• _Exercise goal_
Leaving out all pictures, return the records word for word.

• _Data records_
________________________

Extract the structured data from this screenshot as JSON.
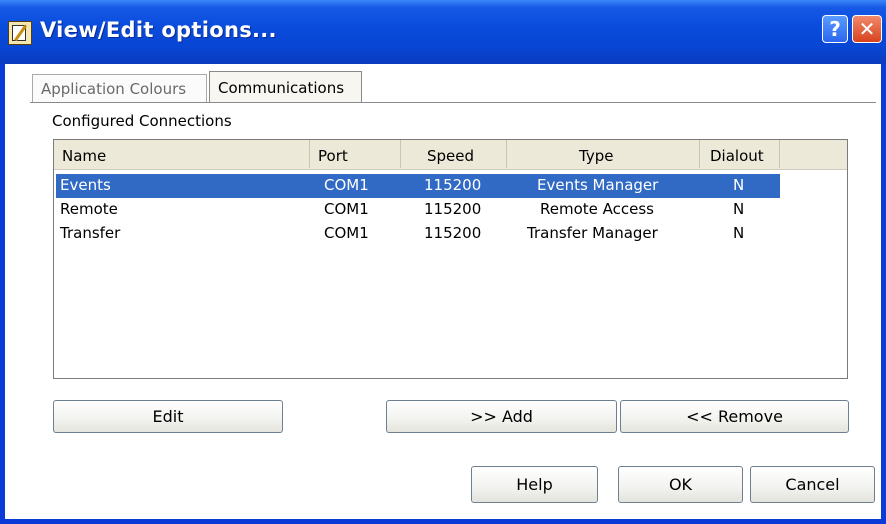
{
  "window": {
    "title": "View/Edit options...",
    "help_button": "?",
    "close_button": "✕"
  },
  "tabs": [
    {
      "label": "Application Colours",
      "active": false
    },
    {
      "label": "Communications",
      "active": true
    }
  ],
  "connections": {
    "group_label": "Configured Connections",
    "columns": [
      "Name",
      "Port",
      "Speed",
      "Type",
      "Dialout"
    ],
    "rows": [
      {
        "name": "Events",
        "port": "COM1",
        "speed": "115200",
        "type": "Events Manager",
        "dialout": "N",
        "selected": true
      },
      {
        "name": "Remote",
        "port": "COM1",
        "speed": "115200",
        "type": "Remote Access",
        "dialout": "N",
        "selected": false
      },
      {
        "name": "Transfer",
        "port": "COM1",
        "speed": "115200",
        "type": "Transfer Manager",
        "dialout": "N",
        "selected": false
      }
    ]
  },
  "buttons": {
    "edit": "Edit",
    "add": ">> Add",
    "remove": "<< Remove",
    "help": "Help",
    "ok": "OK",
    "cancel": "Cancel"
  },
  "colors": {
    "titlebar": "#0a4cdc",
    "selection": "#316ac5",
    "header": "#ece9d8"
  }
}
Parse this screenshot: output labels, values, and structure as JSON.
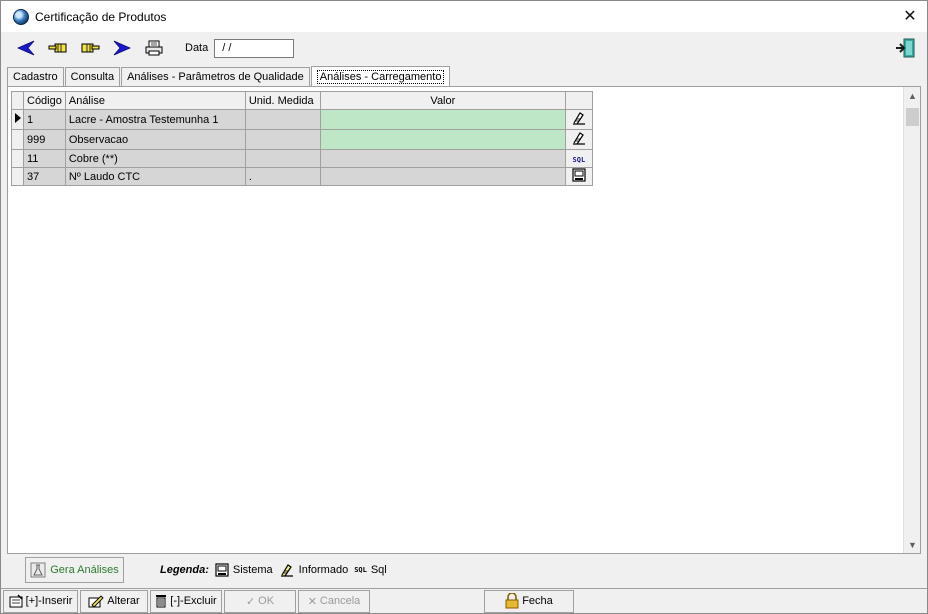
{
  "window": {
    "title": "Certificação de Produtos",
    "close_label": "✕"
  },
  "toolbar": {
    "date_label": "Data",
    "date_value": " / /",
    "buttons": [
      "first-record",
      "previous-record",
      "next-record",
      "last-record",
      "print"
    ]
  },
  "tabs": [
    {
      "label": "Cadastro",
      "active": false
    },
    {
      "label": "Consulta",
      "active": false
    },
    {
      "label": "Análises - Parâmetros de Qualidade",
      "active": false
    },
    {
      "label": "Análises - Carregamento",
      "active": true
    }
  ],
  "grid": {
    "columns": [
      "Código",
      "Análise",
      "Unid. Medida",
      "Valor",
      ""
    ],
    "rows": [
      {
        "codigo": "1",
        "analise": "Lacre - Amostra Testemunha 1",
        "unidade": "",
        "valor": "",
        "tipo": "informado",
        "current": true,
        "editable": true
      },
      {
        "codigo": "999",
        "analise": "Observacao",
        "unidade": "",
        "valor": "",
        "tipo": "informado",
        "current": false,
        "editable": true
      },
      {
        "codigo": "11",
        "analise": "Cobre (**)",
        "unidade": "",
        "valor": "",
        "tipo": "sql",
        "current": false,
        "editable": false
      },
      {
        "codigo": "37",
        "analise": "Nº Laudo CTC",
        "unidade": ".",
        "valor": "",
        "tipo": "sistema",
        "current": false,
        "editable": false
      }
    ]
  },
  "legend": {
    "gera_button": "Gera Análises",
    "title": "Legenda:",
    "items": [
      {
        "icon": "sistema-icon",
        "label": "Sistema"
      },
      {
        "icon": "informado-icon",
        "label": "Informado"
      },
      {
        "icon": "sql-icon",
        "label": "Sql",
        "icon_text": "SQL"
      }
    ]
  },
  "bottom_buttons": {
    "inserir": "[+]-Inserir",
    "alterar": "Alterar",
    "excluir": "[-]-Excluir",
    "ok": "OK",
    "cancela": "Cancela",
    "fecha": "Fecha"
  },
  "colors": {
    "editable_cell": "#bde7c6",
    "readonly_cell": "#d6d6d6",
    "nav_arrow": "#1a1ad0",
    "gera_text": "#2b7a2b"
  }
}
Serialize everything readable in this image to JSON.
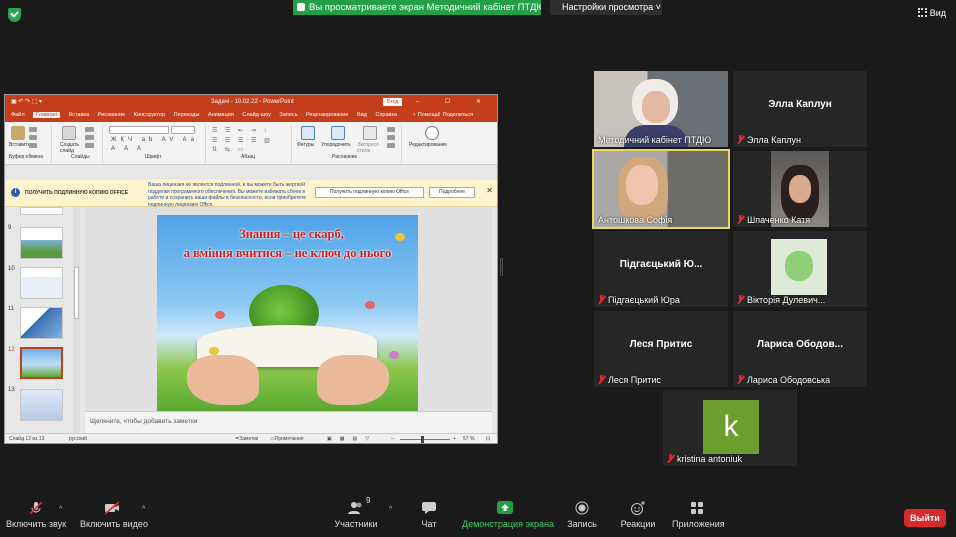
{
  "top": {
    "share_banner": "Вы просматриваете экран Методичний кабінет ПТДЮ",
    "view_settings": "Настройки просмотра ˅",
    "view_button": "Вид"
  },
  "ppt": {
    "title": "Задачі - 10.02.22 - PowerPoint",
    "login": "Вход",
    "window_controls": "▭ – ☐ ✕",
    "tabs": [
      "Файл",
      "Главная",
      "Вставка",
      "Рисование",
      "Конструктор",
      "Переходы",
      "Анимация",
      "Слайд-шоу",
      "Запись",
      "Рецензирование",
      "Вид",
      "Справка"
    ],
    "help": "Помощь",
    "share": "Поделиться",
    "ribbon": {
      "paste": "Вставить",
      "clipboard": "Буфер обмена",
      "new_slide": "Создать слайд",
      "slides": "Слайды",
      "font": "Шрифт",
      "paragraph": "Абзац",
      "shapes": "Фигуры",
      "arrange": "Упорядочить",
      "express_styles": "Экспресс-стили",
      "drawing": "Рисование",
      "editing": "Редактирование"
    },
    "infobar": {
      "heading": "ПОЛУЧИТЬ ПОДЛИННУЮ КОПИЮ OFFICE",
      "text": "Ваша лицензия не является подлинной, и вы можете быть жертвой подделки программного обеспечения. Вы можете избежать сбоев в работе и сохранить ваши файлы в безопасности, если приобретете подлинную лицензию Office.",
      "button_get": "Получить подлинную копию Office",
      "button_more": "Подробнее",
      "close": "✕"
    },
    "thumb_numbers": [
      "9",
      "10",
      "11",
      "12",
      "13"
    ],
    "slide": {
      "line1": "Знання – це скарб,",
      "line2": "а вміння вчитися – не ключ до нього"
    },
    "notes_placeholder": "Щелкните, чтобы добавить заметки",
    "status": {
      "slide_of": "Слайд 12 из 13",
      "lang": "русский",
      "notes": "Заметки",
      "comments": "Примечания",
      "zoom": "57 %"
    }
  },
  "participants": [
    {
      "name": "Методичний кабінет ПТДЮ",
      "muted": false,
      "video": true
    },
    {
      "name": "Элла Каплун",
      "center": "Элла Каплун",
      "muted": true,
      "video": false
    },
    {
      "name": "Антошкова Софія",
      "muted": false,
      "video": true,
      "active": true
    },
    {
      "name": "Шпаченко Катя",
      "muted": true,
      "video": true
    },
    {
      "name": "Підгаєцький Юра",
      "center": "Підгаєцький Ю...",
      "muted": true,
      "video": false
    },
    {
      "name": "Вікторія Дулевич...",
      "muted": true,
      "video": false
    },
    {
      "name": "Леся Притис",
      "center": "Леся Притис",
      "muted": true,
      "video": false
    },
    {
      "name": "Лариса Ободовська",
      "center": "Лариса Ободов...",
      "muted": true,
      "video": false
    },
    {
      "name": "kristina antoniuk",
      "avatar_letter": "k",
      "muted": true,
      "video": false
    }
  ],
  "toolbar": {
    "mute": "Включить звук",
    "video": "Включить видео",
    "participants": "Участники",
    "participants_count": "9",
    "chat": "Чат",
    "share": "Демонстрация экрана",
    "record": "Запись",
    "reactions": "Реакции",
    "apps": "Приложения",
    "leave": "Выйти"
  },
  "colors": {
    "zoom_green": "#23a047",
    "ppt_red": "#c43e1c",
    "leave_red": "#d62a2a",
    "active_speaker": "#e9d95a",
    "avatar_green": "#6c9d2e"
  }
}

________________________

• _Answer section_
Extract the structured data from this screenshot as JSON.
{
  "window": {
    "title": "View/Edit options...",
    "help_button": "?",
    "close_button": "✕"
  },
  "tabs": [
    {
      "label": "Application Colours",
      "active": false
    },
    {
      "label": "Communications",
      "active": true
    }
  ],
  "connections": {
    "group_label": "Configured Connections",
    "columns": [
      "Name",
      "Port",
      "Speed",
      "Type",
      "Dialout"
    ],
    "rows": [
      {
        "name": "Events",
        "port": "COM1",
        "speed": "115200",
        "type": "Events Manager",
        "dialout": "N",
        "selected": true
      },
      {
        "name": "Remote",
        "port": "COM1",
        "speed": "115200",
        "type": "Remote Access",
        "dialout": "N",
        "selected": false
      },
      {
        "name": "Transfer",
        "port": "COM1",
        "speed": "115200",
        "type": "Transfer Manager",
        "dialout": "N",
        "selected": false
      }
    ]
  },
  "buttons": {
    "edit": "Edit",
    "add": ">> Add",
    "remove": "<< Remove",
    "help": "Help",
    "ok": "OK",
    "cancel": "Cancel"
  },
  "colors": {
    "titlebar": "#0a4cdc",
    "selection": "#316ac5",
    "header": "#ece9d8"
  }
}
Parse this screenshot: output labels, values, and structure as JSON.
{
  "window": {
    "title": "Certificação de Produtos",
    "close_label": "✕"
  },
  "toolbar": {
    "date_label": "Data",
    "date_value": " / /",
    "buttons": [
      "first-record",
      "previous-record",
      "next-record",
      "last-record",
      "print"
    ]
  },
  "tabs": [
    {
      "label": "Cadastro",
      "active": false
    },
    {
      "label": "Consulta",
      "active": false
    },
    {
      "label": "Análises - Parâmetros de Qualidade",
      "active": false
    },
    {
      "label": "Análises - Carregamento",
      "active": true
    }
  ],
  "grid": {
    "columns": [
      "Código",
      "Análise",
      "Unid. Medida",
      "Valor",
      ""
    ],
    "rows": [
      {
        "codigo": "1",
        "analise": "Lacre - Amostra Testemunha 1",
        "unidade": "",
        "valor": "",
        "tipo": "informado",
        "current": true,
        "editable": true
      },
      {
        "codigo": "999",
        "analise": "Observacao",
        "unidade": "",
        "valor": "",
        "tipo": "informado",
        "current": false,
        "editable": true
      },
      {
        "codigo": "11",
        "analise": "Cobre (**)",
        "unidade": "",
        "valor": "",
        "tipo": "sql",
        "current": false,
        "editable": false
      },
      {
        "codigo": "37",
        "analise": "Nº Laudo CTC",
        "unidade": ".",
        "valor": "",
        "tipo": "sistema",
        "current": false,
        "editable": false
      }
    ]
  },
  "legend": {
    "gera_button": "Gera Análises",
    "title": "Legenda:",
    "items": [
      {
        "icon": "sistema-icon",
        "label": "Sistema"
      },
      {
        "icon": "informado-icon",
        "label": "Informado"
      },
      {
        "icon": "sql-icon",
        "label": "Sql",
        "icon_text": "SQL"
      }
    ]
  },
  "bottom_buttons": {
    "inserir": "[+]-Inserir",
    "alterar": "Alterar",
    "excluir": "[-]-Excluir",
    "ok": "OK",
    "cancela": "Cancela",
    "fecha": "Fecha"
  },
  "colors": {
    "editable_cell": "#bde7c6",
    "readonly_cell": "#d6d6d6",
    "nav_arrow": "#1a1ad0",
    "gera_text": "#2b7a2b"
  }
}
Serialize everything readable in this image to JSON.
{
  "top": {
    "share_banner": "Вы просматриваете экран Методичний кабінет ПТДЮ",
    "view_settings": "Настройки просмотра ˅",
    "view_button": "Вид"
  },
  "ppt": {
    "title": "Задачі - 10.02.22 - PowerPoint",
    "login": "Вход",
    "window_controls": "▭ – ☐ ✕",
    "tabs": [
      "Файл",
      "Главная",
      "Вставка",
      "Рисование",
      "Конструктор",
      "Переходы",
      "Анимация",
      "Слайд-шоу",
      "Запись",
      "Рецензирование",
      "Вид",
      "Справка"
    ],
    "help": "Помощь",
    "share": "Поделиться",
    "ribbon": {
      "paste": "Вставить",
      "clipboard": "Буфер обмена",
      "new_slide": "Создать слайд",
      "slides": "Слайды",
      "font": "Шрифт",
      "paragraph": "Абзац",
      "shapes": "Фигуры",
      "arrange": "Упорядочить",
      "express_styles": "Экспресс-стили",
      "drawing": "Рисование",
      "editing": "Редактирование"
    },
    "infobar": {
      "heading": "ПОЛУЧИТЬ ПОДЛИННУЮ КОПИЮ OFFICE",
      "text": "Ваша лицензия не является подлинной, и вы можете быть жертвой подделки программного обеспечения. Вы можете избежать сбоев в работе и сохранить ваши файлы в безопасности, если приобретете подлинную лицензию Office.",
      "button_get": "Получить подлинную копию Office",
      "button_more": "Подробнее",
      "close": "✕"
    },
    "thumb_numbers": [
      "9",
      "10",
      "11",
      "12",
      "13"
    ],
    "slide": {
      "line1": "Знання – це скарб,",
      "line2": "а вміння вчитися – не ключ до нього"
    },
    "notes_placeholder": "Щелкните, чтобы добавить заметки",
    "status": {
      "slide_of": "Слайд 12 из 13",
      "lang": "русский",
      "notes": "Заметки",
      "comments": "Примечания",
      "zoom": "57 %"
    }
  },
  "participants": [
    {
      "name": "Методичний кабінет ПТДЮ",
      "muted": false,
      "video": true
    },
    {
      "name": "Элла Каплун",
      "center": "Элла Каплун",
      "muted": true,
      "video": false
    },
    {
      "name": "Антошкова Софія",
      "muted": false,
      "video": true,
      "active": true
    },
    {
      "name": "Шпаченко Катя",
      "muted": true,
      "video": true
    },
    {
      "name": "Підгаєцький Юра",
      "center": "Підгаєцький Ю...",
      "muted": true,
      "video": false
    },
    {
      "name": "Вікторія Дулевич...",
      "muted": true,
      "video": false
    },
    {
      "name": "Леся Притис",
      "center": "Леся Притис",
      "muted": true,
      "video": false
    },
    {
      "name": "Лариса Ободовська",
      "center": "Лариса Ободов...",
      "muted": true,
      "video": false
    },
    {
      "name": "kristina antoniuk",
      "avatar_letter": "k",
      "muted": true,
      "video": false
    }
  ],
  "toolbar": {
    "mute": "Включить звук",
    "video": "Включить видео",
    "participants": "Участники",
    "participants_count": "9",
    "chat": "Чат",
    "share": "Демонстрация экрана",
    "record": "Запись",
    "reactions": "Реакции",
    "apps": "Приложения",
    "leave": "Выйти"
  },
  "colors": {
    "zoom_green": "#23a047",
    "ppt_red": "#c43e1c",
    "leave_red": "#d62a2a",
    "active_speaker": "#e9d95a",
    "avatar_green": "#6c9d2e"
  }
}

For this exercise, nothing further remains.